▶ **RECORDS TO USE**
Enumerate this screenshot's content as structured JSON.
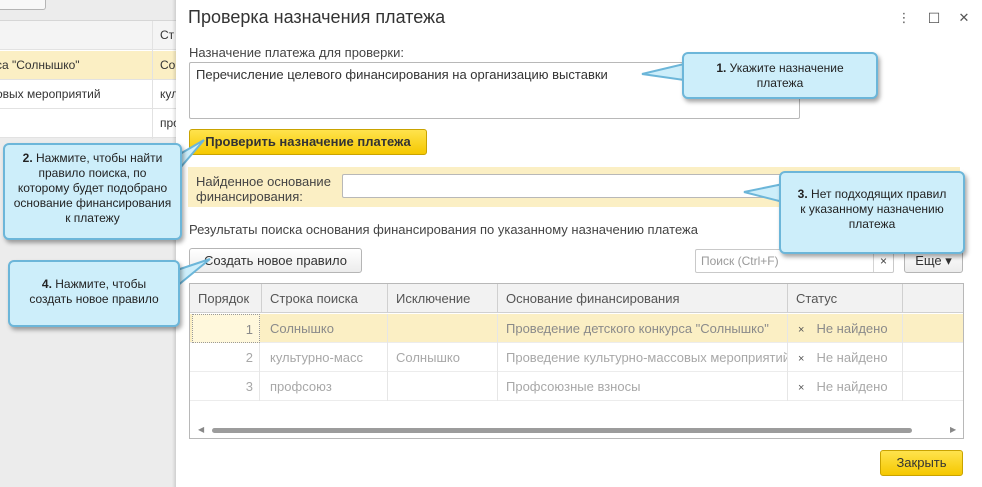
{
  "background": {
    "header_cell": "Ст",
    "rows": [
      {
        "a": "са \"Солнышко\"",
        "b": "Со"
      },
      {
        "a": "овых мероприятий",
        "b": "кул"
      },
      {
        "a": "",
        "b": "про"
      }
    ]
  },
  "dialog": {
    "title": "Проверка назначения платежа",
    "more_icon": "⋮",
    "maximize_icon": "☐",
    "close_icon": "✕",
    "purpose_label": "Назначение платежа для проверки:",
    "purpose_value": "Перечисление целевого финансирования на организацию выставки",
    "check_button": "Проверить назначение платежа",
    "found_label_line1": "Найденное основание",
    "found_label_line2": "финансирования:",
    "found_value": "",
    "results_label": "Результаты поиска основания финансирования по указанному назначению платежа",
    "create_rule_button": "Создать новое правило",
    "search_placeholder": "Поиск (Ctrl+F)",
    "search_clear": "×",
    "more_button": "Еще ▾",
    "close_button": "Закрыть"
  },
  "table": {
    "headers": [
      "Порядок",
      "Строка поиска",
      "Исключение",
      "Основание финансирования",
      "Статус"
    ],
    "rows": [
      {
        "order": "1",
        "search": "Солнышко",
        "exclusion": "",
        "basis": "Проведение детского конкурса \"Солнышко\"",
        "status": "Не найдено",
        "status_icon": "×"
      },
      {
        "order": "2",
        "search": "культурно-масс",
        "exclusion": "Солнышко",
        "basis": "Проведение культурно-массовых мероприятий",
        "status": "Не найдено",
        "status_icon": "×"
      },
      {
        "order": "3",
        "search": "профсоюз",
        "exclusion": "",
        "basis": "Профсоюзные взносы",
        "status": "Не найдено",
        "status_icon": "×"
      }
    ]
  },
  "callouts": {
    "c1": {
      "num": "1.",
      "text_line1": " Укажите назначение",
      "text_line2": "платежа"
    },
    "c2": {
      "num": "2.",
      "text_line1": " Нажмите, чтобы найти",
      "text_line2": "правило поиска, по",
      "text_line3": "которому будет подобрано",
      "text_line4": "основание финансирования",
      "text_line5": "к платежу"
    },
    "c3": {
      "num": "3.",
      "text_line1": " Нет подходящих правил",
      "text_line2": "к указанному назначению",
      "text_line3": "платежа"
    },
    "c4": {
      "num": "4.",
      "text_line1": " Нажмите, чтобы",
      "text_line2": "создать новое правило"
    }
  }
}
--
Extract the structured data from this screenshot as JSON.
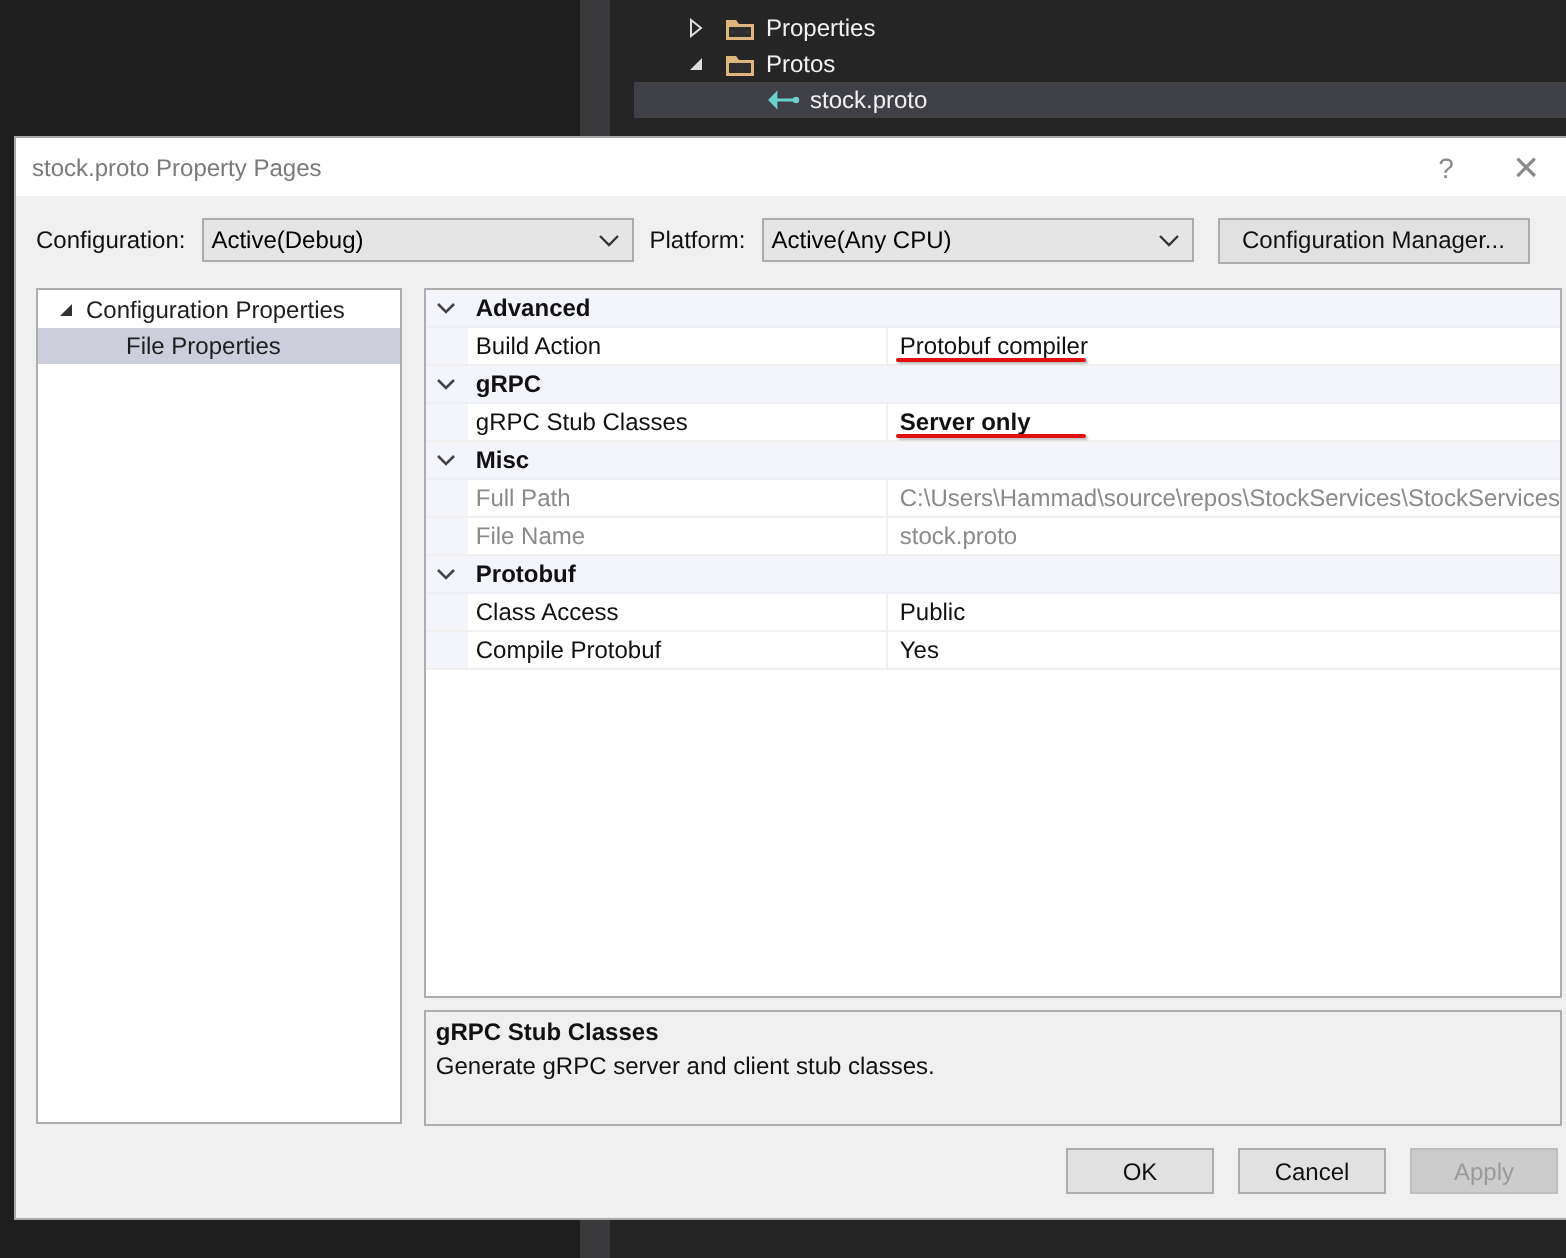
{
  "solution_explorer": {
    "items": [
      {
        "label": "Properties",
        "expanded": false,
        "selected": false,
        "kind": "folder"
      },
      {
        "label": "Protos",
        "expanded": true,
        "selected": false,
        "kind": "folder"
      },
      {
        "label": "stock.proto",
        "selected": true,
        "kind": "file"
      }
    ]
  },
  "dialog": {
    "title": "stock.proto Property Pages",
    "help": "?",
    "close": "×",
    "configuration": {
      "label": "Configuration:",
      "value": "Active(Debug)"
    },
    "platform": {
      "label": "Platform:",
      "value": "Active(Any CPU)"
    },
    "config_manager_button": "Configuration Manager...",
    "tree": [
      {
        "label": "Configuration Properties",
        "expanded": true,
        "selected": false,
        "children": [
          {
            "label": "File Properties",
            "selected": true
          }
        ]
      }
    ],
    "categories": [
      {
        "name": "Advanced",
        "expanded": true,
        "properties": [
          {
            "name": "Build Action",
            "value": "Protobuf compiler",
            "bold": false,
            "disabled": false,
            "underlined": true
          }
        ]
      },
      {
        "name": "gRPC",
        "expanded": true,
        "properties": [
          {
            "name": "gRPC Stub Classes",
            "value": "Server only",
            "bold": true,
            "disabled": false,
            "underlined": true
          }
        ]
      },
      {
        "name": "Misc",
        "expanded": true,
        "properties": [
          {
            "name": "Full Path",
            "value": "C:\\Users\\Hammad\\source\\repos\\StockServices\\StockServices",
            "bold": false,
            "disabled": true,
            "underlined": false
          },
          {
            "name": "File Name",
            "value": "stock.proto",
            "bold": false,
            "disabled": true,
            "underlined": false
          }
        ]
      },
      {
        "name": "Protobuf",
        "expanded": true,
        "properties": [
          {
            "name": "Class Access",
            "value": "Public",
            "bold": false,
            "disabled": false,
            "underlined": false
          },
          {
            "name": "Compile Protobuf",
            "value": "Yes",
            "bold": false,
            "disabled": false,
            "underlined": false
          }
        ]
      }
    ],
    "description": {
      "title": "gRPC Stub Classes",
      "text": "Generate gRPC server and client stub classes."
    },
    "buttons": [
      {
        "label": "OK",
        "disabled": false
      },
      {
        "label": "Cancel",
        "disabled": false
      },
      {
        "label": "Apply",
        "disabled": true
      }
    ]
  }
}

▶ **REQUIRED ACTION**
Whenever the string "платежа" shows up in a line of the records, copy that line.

▶ **TASK OUTPUT**
    "title": "Проверка назначения платежа",
    "purpose_label": "Назначение платежа для проверки:",
    "check_button": "Проверить назначение платежа",
    "results_label": "Результаты поиска основания финансирования по указанному назначению платежа",
      "text_line2": "платежа"
      "text_line3": "платежа"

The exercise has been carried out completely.